Reforms to California's Unfair Competition Law Alter Litigation Landscape
June 27, 2008

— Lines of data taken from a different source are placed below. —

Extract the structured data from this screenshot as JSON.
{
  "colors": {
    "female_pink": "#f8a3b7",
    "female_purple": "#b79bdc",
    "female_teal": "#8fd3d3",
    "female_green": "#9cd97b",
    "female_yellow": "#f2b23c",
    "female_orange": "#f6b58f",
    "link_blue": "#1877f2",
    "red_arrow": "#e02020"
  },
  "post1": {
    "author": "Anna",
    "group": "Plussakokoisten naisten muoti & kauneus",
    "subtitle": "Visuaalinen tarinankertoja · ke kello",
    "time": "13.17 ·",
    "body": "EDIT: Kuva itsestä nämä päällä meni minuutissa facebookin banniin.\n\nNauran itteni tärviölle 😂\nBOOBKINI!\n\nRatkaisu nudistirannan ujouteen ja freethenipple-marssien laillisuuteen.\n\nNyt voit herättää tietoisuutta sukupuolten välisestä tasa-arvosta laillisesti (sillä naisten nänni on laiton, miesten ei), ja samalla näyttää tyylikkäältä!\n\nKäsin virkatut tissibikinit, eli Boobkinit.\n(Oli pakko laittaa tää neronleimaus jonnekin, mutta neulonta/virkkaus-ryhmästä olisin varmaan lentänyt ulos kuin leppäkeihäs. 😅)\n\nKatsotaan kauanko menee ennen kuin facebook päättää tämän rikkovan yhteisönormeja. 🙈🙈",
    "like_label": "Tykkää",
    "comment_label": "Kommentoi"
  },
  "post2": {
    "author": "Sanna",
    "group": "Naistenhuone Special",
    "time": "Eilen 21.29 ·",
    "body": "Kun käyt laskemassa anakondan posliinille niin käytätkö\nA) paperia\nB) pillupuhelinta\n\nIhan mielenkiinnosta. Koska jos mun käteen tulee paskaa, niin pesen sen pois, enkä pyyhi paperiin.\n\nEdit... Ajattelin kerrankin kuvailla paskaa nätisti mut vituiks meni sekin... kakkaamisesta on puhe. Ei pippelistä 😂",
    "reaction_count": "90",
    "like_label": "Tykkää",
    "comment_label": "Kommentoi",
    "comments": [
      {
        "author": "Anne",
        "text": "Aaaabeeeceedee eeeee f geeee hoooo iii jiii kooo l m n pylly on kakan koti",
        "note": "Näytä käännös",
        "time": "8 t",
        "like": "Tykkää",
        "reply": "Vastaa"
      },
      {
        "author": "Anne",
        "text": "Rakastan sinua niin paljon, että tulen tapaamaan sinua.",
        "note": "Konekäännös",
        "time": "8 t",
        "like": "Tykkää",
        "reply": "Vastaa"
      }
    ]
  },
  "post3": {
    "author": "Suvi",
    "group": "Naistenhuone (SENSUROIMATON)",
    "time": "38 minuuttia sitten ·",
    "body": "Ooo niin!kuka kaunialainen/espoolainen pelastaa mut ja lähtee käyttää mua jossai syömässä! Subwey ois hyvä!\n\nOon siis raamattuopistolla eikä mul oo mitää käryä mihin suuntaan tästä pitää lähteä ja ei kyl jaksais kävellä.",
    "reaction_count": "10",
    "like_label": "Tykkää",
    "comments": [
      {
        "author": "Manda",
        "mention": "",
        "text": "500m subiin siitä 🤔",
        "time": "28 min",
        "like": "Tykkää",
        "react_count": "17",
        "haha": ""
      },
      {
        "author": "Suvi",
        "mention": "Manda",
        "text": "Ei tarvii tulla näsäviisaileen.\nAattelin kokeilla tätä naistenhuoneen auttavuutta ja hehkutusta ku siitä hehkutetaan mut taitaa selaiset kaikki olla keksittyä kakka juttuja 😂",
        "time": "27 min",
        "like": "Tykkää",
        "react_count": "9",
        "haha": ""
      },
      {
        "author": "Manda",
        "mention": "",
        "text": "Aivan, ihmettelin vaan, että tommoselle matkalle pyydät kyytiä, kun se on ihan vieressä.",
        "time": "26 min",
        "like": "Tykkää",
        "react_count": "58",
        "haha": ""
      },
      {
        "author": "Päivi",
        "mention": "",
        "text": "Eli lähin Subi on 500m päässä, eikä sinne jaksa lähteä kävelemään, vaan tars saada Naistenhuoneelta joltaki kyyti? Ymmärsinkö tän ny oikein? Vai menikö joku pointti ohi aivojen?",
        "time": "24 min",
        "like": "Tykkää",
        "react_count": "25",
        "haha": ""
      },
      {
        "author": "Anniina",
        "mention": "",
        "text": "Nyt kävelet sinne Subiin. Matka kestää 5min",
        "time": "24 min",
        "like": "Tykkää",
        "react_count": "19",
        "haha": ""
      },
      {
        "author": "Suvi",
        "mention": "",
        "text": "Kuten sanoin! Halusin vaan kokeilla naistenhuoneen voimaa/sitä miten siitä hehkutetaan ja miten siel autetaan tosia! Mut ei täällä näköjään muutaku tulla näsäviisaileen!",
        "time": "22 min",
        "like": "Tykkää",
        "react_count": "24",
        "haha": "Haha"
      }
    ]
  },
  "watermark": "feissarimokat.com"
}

While all 50 states have some form of unfair and deceptive trade practices statute, California’s Unfair Competition Law, Business and Professions Code Section 17200 et seq. (the “UCL”), was unique in that it permitted anyone to bring a claim as a “private attorney general” on behalf of the “general public”—regardless of whether the plaintiff himself had actually been affected by the challenged conduct. Thus, a plaintiff who had never done any business with the defendant, seen the defendant’s advertising or used the defendant’s products or services could pursue a UCL claim on a quasiclass-action basis without having traditional standing or satisfying any of the due process requirements for class action cases. Not surprisingly, California became the preferredforum for consumer class action litigation in large part because of the UCL; in some cases, plaintiffs’ law firms went so far as to file UCL claims naming themselves as the plaintiffs.